BAKERSFIELD, Calif. (KGET) – An alarming find, as a new study reveals the rate of young adults and teens dying by suicide has reached an all-time high.
A mother who lost her son to suicide shared a message she has for every parent or guardian.
“It’s okay to be a helicopter parent even if the kids get mad,” said Estella Vega. “Be interested in what they’re doing, talk, listen to them without interruptions and gain that trust.”
Vega lost her 19-year-old son Jacob to suicide 12 years ago.
“He was amazing, I miss him so much,” said Vega.
Vega says she recalls he had started acting differently a year before his death.
“I didn’t know what his deal was if he was angry or what,” said Vega.
We spoke with Therapist Jessica Burzlaff about signs to look out for.
“[Look out for] A child who was very outgoing at one point, suddenly being very isolated, irritatable, angry or any uptakes in substance abuse,” said Jessica Burzlaff, LMFT.
Something Vega says she didn’t know she should have been looking for at the time.
“My son, now that I think about it, would spend a lot of time in his room reading, said Vega. “A lot of times he would stay up all night and sleep in the day and I really didn’t think anything of it until now.”
Experts say talking about the subject is crucial, especially when a teen presents signs.
“We need to really sit down with them and talk to them,” said Ellen Eggert, program supervisor with Kern Behavioral Health. “[Ask them] What’s going on with you and ask them about suicide.”
New research by the Journal of American Medical Association shows that in 2017 suicide claimed the lives of over 6,000 young adults in the country, making it the second-leading death for people in that age group.
An even more noticeable spike was seen in suicides for young adult males. There were 5,016 males between 15 and 24 who lost their lives to suicide that year and 1,225 females.
Kern County has also seen a consistent rise in deaths by suicide since 2011, according to data from the California Department of Public Health.
The spike in suicides among teen boys was also obvious in Kern.
“There’s a 20 percent rise in 15 to 19-year-old males,” said Eggert.
Eggert says that’s according to data for 2017.
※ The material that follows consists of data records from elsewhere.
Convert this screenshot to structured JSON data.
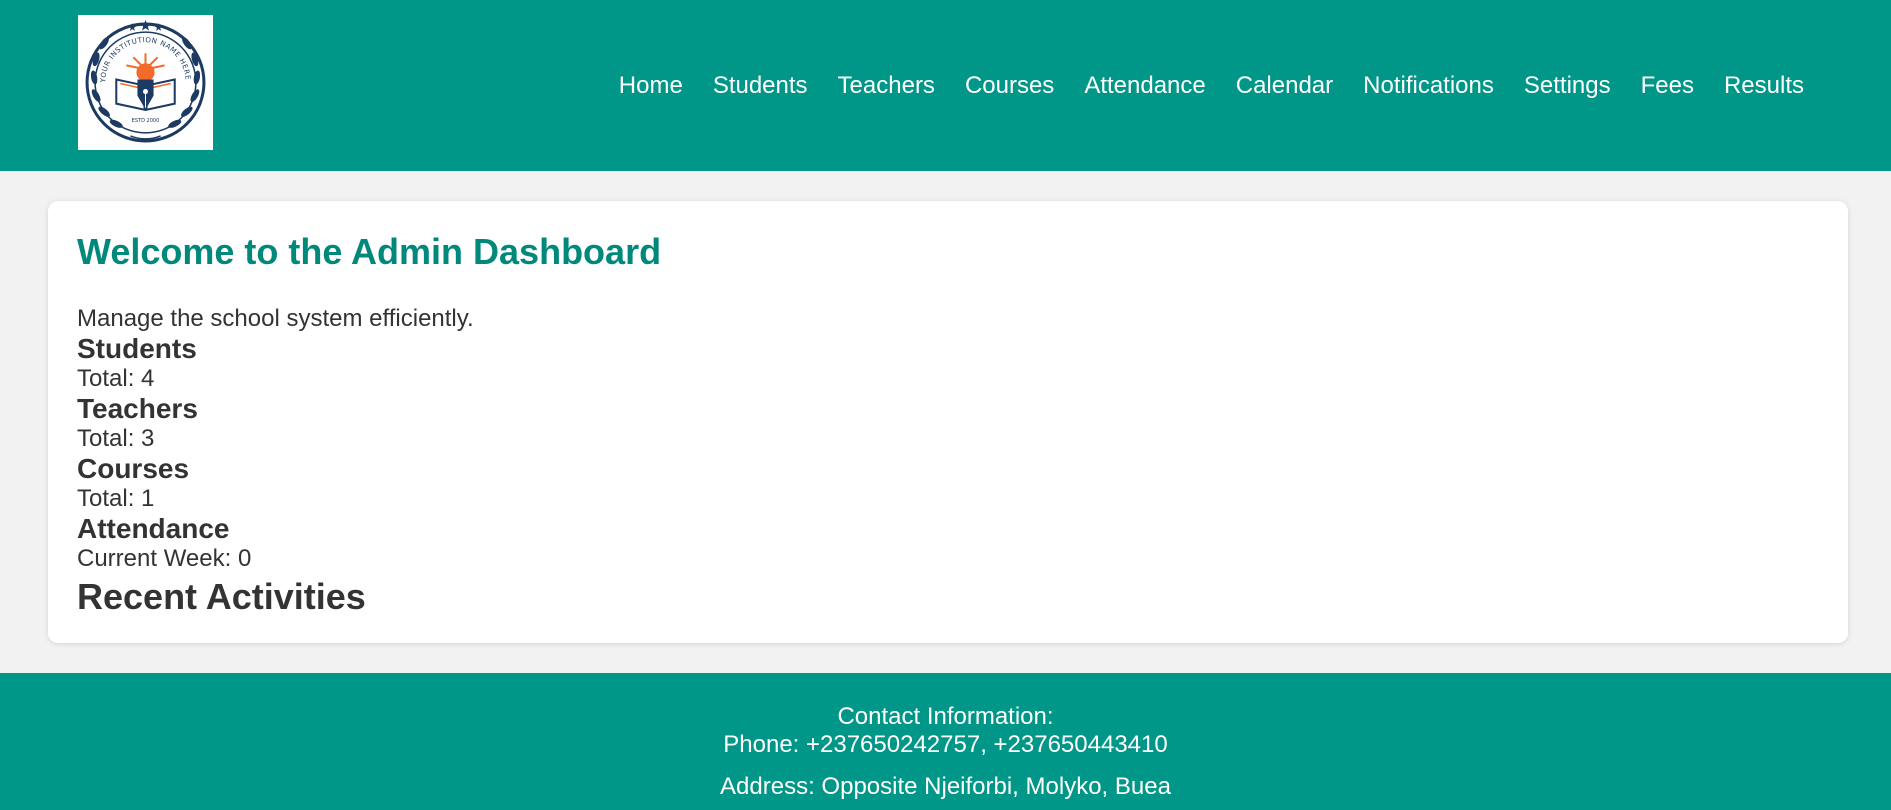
{
  "header": {
    "logo": {
      "alt": "Institution logo",
      "ring_text": "YOUR INSTITUTION NAME HERE",
      "bottom_text": "ESTD 2000",
      "colors": {
        "navy": "#1d3a63",
        "orange": "#f26b2a"
      }
    },
    "nav": [
      {
        "label": "Home"
      },
      {
        "label": "Students"
      },
      {
        "label": "Teachers"
      },
      {
        "label": "Courses"
      },
      {
        "label": "Attendance"
      },
      {
        "label": "Calendar"
      },
      {
        "label": "Notifications"
      },
      {
        "label": "Settings"
      },
      {
        "label": "Fees"
      },
      {
        "label": "Results"
      }
    ]
  },
  "main": {
    "title": "Welcome to the Admin Dashboard",
    "intro": "Manage the school system efficiently.",
    "stats": [
      {
        "title": "Students",
        "value": "Total: 4"
      },
      {
        "title": "Teachers",
        "value": "Total: 3"
      },
      {
        "title": "Courses",
        "value": "Total: 1"
      },
      {
        "title": "Attendance",
        "value": "Current Week: 0"
      }
    ],
    "recent_title": "Recent Activities"
  },
  "footer": {
    "contact_label": "Contact Information:",
    "phone": "Phone: +237650242757, +237650443410",
    "address": "Address: Opposite Njeiforbi, Molyko, Buea"
  },
  "colors": {
    "primary": "#009688",
    "title": "#00897b",
    "background": "#f2f2f2",
    "text": "#333333"
  }
}
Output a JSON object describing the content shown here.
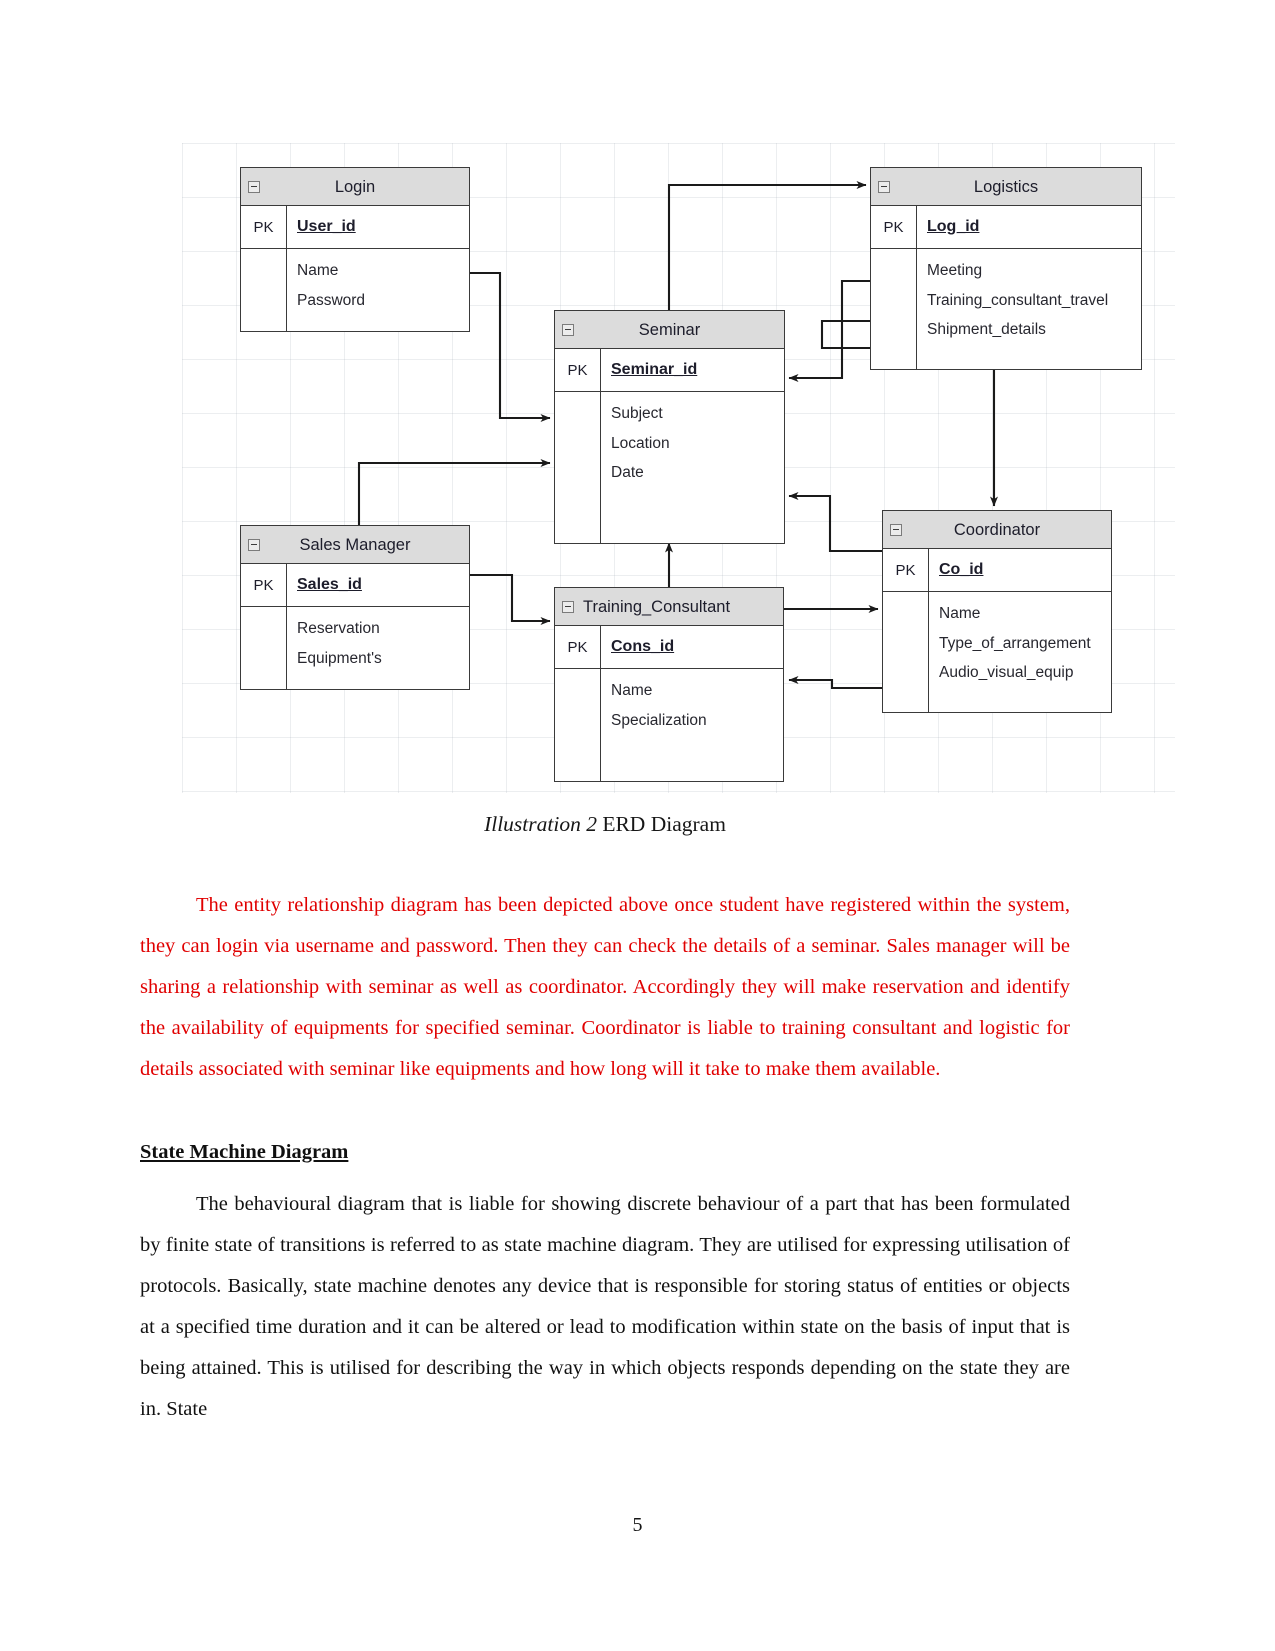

“Life is hard,” said Eggert. “Kids need a mentor, they need someone to check up on them, to be there for them.”
If you or someone you know needs someone to talk to call the suicide prevention hotline at 1-800-273-8255.